We, as Native people, have long known we do not have value in the eyes of this country. However, we also know how to survive. There are many lessons to be learned from both the water warriors and the anti-neo-Nazi protestors of Charlottesville. It is hoped that it is not simply the lesson of value being based on race and culture. It is hoped that it will be the value of all people to have the rights of dignity, clean air and water, and equality. Certainly, the world has no more need for the Richard Spencer’s, Jason Kessler’s, or Donald Trump’s who are bringing forth such ugliness and death. The best that could come from both Standing Rock and Charlottesville is that all good people will come together and face down what has led to an attempt to recreate the ills of Nazi Germany and Manifest Destiny.
It is, I will be the first to say, very gratifying and hopeful that people of all colors and genders and parts of the country came together to condemn what happened in Charlottesville. It is, equally worrisome that the “Nazi-in-chief” continues to support the violence, racism, and hatred expressed by the marchers in Charlottesville. Truly, our country is at a point where decisions will need to be made by individuals, communities, and our “leaders” to move in unison or in dissent. People such as Tom Garret of Virginia Cathy McMorris Rogers of Washington, and Dean Heller of Nevada, who pose in their offices with people such as Jason Kessler and other neo-Nazi marchers and then claim outrage, need to openly disavow these constituents, hold town hall meetings, and speak up without their rhetoric of division. If our “leaders” cannot step beyond their ugly partisanship, it will be incumbent on those of us who have long known how to stand in the face of intolerable odds to lead the way through this valley of death being built by those angry men and women who held tiki torches in the streets of Charlottesville.
Robin A. Ladue, PhD, is a retired clinical psychologist. She is an enrolled member of the Cowlitz tribe. She is the author of the award winning series “Journey Through the Healing Circle” and the award winning novel “Totems of September.” She taught around on historical trauma and recovery in indigenous communities around the world.
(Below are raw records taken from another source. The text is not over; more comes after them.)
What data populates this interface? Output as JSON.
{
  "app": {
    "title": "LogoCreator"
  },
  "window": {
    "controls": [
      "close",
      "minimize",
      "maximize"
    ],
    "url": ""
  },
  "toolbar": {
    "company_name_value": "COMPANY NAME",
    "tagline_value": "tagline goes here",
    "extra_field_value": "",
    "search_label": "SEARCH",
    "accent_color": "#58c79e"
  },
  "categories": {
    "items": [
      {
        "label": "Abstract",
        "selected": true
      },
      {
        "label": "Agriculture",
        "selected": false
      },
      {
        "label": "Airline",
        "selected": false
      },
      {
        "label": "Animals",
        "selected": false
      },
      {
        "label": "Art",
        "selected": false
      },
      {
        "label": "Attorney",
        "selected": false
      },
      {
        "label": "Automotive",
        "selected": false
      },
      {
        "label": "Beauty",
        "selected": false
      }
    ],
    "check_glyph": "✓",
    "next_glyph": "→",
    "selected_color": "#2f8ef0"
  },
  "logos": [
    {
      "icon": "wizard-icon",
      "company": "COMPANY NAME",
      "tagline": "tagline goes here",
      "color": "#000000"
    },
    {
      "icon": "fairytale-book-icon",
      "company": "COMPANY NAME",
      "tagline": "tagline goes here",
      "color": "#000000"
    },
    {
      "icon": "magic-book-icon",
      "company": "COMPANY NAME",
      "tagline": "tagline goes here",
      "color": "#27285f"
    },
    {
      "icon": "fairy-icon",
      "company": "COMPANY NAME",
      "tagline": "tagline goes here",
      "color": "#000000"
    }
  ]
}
Special thanks to Alan J. Willoughby, J.D., MPH, for his thoughtful insight and freely given editing.